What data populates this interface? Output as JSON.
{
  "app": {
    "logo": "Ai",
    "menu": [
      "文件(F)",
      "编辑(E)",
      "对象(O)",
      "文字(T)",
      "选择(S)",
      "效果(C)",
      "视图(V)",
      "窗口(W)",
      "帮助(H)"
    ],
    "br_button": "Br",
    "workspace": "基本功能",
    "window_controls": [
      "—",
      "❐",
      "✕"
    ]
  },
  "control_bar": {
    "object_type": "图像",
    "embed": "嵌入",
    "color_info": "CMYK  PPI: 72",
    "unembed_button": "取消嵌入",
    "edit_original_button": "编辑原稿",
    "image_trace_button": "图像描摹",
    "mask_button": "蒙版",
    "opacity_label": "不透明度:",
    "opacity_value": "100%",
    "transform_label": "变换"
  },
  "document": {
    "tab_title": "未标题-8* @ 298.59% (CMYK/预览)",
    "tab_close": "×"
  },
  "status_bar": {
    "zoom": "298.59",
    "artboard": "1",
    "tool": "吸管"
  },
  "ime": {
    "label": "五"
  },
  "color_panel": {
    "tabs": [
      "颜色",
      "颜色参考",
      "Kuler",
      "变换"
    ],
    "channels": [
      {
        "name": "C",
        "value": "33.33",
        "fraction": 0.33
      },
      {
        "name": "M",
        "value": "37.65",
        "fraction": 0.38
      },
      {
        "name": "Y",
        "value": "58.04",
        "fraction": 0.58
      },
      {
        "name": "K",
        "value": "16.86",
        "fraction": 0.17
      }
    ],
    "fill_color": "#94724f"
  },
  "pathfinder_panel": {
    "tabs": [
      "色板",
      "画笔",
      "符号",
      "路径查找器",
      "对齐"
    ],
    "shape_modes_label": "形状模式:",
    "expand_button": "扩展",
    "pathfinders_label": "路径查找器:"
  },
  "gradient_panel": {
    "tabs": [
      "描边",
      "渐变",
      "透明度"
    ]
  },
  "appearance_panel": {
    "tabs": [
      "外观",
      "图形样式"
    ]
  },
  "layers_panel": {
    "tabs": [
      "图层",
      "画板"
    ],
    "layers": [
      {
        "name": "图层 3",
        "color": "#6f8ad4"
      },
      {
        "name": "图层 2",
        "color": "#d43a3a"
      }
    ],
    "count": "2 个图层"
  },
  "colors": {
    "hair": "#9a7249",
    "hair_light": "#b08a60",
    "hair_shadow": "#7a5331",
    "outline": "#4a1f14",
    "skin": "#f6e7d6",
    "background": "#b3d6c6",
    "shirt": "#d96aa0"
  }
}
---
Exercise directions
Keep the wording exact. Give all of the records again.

Output for this exercise
What data populates this interface? Output as JSON.
{
  "app": {
    "logo": "Ai",
    "menu": [
      "文件(F)",
      "编辑(E)",
      "对象(O)",
      "文字(T)",
      "选择(S)",
      "效果(C)",
      "视图(V)",
      "窗口(W)",
      "帮助(H)"
    ],
    "br_button": "Br",
    "workspace": "基本功能",
    "window_controls": [
      "—",
      "❐",
      "✕"
    ]
  },
  "control_bar": {
    "object_type": "图像",
    "embed": "嵌入",
    "color_info": "CMYK  PPI: 72",
    "unembed_button": "取消嵌入",
    "edit_original_button": "编辑原稿",
    "image_trace_button": "图像描摹",
    "mask_button": "蒙版",
    "opacity_label": "不透明度:",
    "opacity_value": "100%",
    "transform_label": "变换"
  },
  "document": {
    "tab_title": "未标题-8* @ 298.59% (CMYK/预览)",
    "tab_close": "×"
  },
  "status_bar": {
    "zoom": "298.59",
    "artboard": "1",
    "tool": "吸管"
  },
  "ime": {
    "label": "五"
  },
  "color_panel": {
    "tabs": [
      "颜色",
      "颜色参考",
      "Kuler",
      "变换"
    ],
    "channels": [
      {
        "name": "C",
        "value": "33.33",
        "fraction": 0.33
      },
      {
        "name": "M",
        "value": "37.65",
        "fraction": 0.38
      },
      {
        "name": "Y",
        "value": "58.04",
        "fraction": 0.58
      },
      {
        "name": "K",
        "value": "16.86",
        "fraction": 0.17
      }
    ],
    "fill_color": "#94724f"
  },
  "pathfinder_panel": {
    "tabs": [
      "色板",
      "画笔",
      "符号",
      "路径查找器",
      "对齐"
    ],
    "shape_modes_label": "形状模式:",
    "expand_button": "扩展",
    "pathfinders_label": "路径查找器:"
  },
  "gradient_panel": {
    "tabs": [
      "描边",
      "渐变",
      "透明度"
    ]
  },
  "appearance_panel": {
    "tabs": [
      "外观",
      "图形样式"
    ]
  },
  "layers_panel": {
    "tabs": [
      "图层",
      "画板"
    ],
    "layers": [
      {
        "name": "图层 3",
        "color": "#6f8ad4"
      },
      {
        "name": "图层 2",
        "color": "#d43a3a"
      }
    ],
    "count": "2 个图层"
  },
  "colors": {
    "hair": "#9a7249",
    "hair_light": "#b08a60",
    "hair_shadow": "#7a5331",
    "outline": "#4a1f14",
    "skin": "#f6e7d6",
    "background": "#b3d6c6",
    "shirt": "#d96aa0"
  }
}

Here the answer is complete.